▸ PROBLEM STATEMENT
Each line of the records containing "label" is to be copied out and returned.
──────────
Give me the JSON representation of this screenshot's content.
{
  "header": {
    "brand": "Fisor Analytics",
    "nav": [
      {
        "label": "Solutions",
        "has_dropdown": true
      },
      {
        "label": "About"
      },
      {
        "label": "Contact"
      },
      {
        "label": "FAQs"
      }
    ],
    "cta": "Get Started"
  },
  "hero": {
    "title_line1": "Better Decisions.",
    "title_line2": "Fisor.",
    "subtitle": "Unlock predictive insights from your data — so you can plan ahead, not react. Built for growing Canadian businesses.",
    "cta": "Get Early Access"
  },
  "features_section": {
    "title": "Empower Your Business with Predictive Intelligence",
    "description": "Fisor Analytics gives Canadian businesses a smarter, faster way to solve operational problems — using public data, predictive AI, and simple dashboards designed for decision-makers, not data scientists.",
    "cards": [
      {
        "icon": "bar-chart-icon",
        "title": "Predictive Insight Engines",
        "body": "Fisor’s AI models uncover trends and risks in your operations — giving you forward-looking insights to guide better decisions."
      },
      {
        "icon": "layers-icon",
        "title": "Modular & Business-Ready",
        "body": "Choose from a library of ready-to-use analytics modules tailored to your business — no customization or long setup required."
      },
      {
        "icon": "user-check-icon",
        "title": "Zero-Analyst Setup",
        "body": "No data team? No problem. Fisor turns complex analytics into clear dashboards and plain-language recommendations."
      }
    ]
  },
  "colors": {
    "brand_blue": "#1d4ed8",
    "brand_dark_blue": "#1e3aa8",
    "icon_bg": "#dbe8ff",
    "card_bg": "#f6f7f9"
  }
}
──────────
▸ RESPONSE BOX
        "label": "Solutions",
        "label": "About"
        "label": "Contact"
        "label": "FAQs"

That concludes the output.